Billy Pilgrim padded downstairs on his blue and ivory feet. He went into the kitchen, where the moonlight called his attention to a half bottle of champagne on the kitchen table, all that was left from the reception in the tent. Somebody had stoppered it again. "Drink me," it seemed to say.
So Billy uncorked it with his thumbs. It didn't make a pop. The champagne was dead. So it goes.
Billy looked at the clock on the gas stove. He had an hour to kill before the saucer came. He went into the living room, swinging the bottle like a dinner bell, turned on the television. He came slightly unstuck in time, saw the late movie backwards, then forwards again. It was a movie about American bombers in the Second World War and the gallant men who flew them. Seen backwards by Billy, the story went like this:
American planes, full of holes and wounded men and corpses took off backwards from an airfield in England. Over France, a few German fighter planes flew at them backwards, sucked bullets and shell fragments from some of the planes and crewmen. They did the same for wrecked American bombers on the ground, and those planes flew up and backwards to join the formation.
The formation flew backwards over a German city that was in flames. The bombers opened their bomb bay doors, exerted a miraculous magnetism which shrunk the fires, gathered them into cylindrical steel containers, and lifted the containers into the bellies of planes. The containers were stored neatly in racks. The Germans below had miraculous devices of their own, which were long steel tubes. They used them to suck more fragments from the crewmen and planes. But there were still a few wounded Americans, though, and some of the bombers were in bad repair. Over France, though, German fighters came up again, made everything and everybody as good as new.
Coming unstuck in time. Things moving backward and forward in time. That's Billy's life. Instead of a straight line, he's born and gets married, dies and graduates from high school. He knows the truth before it happens. That's what Slaughterhouse is really about--Vonnegut approaching the truth of his war experiences through fiction.
I am tired of living in a time of Orwellian doublespeak and alternative facts. For some reason, people in the world don't want to speak the truth. It's easier to talk about a "life limiting condition" than a terminal illness. Instead of waging war, we launch "strategic airstrikes." Mass firings in a company are simply corporate reorganizations, and an asshole is referred to as the President of the United States.

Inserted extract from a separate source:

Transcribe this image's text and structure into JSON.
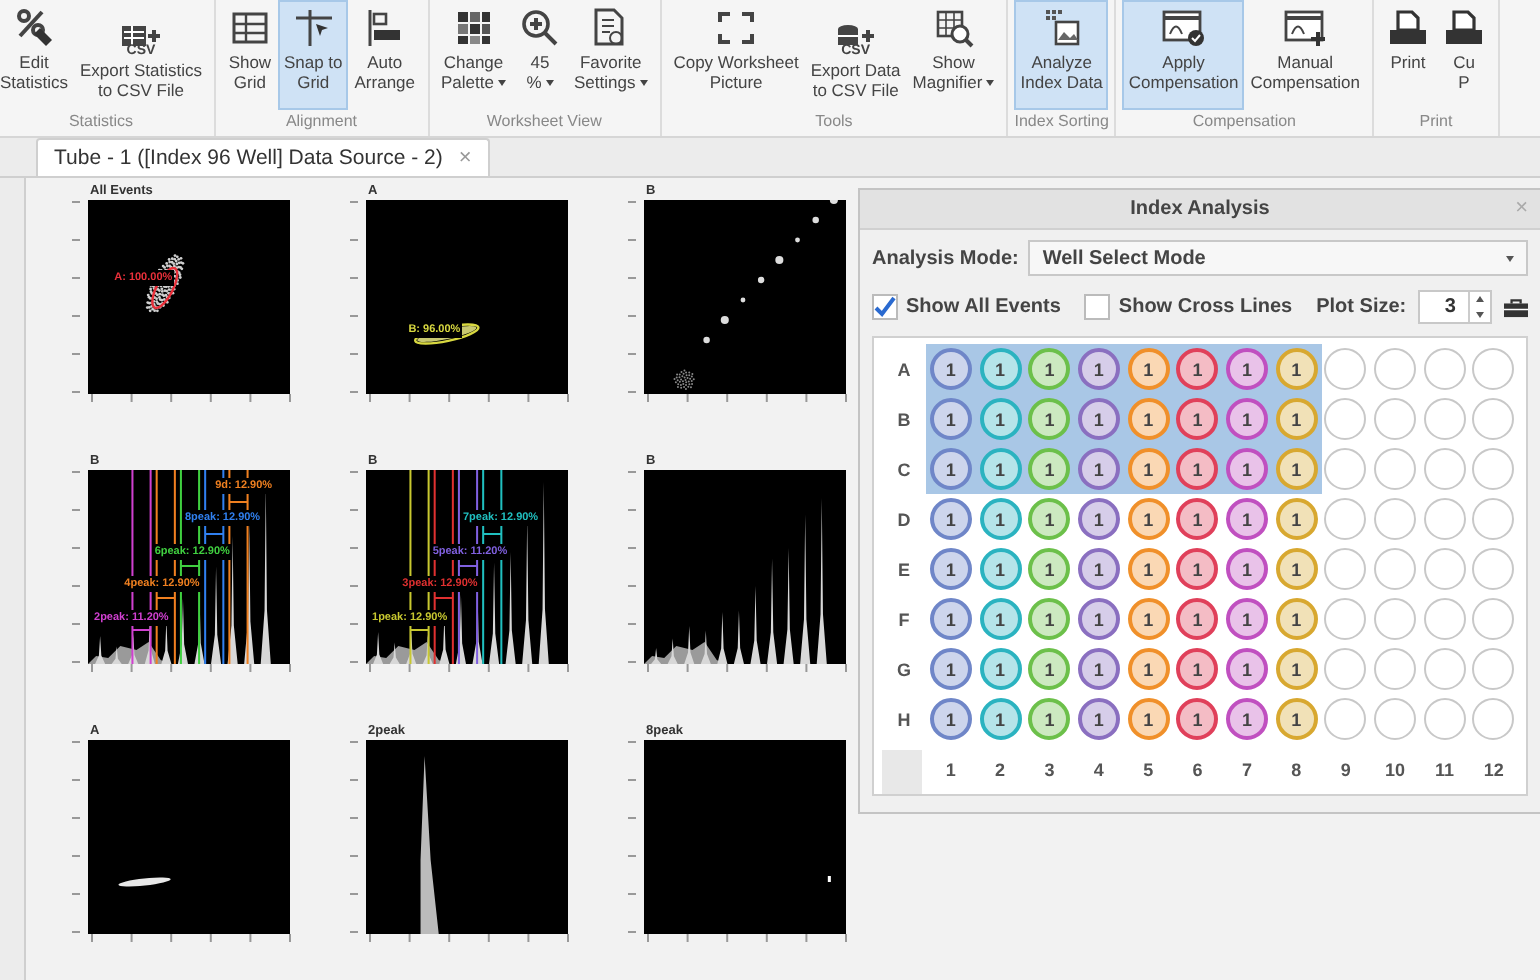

So, tonight, I want to use some doublespeak. I work for an organization that is currently restructuring, forcing many employees to seek alternative futures. Managers are telling the remaining employees to be positive, focus on being leaner and more productive. This realignment of staffing will not impact the ability of the organization to provide optimal services to its customers.

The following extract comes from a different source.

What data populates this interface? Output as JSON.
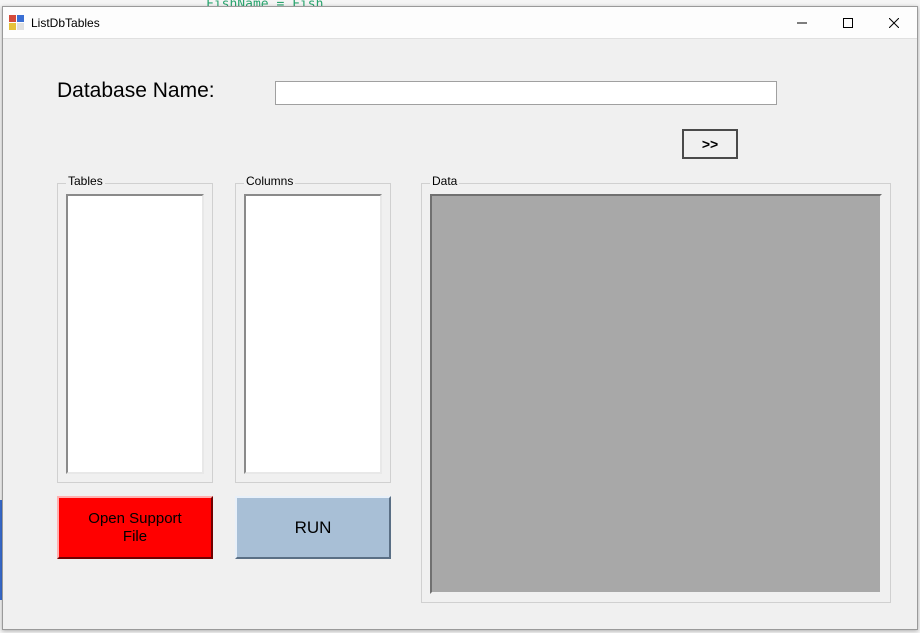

Is that Kellyanne Conway enough for you? I would like to speak the truth, but I am not in the position to do so. I am in the position to be leaner and more productive. I am also in the position to quietly recognize bullshit. As Fox Mulder says, "The truth is out there."
Saint Marty is thankful for anyone who speaks the truth.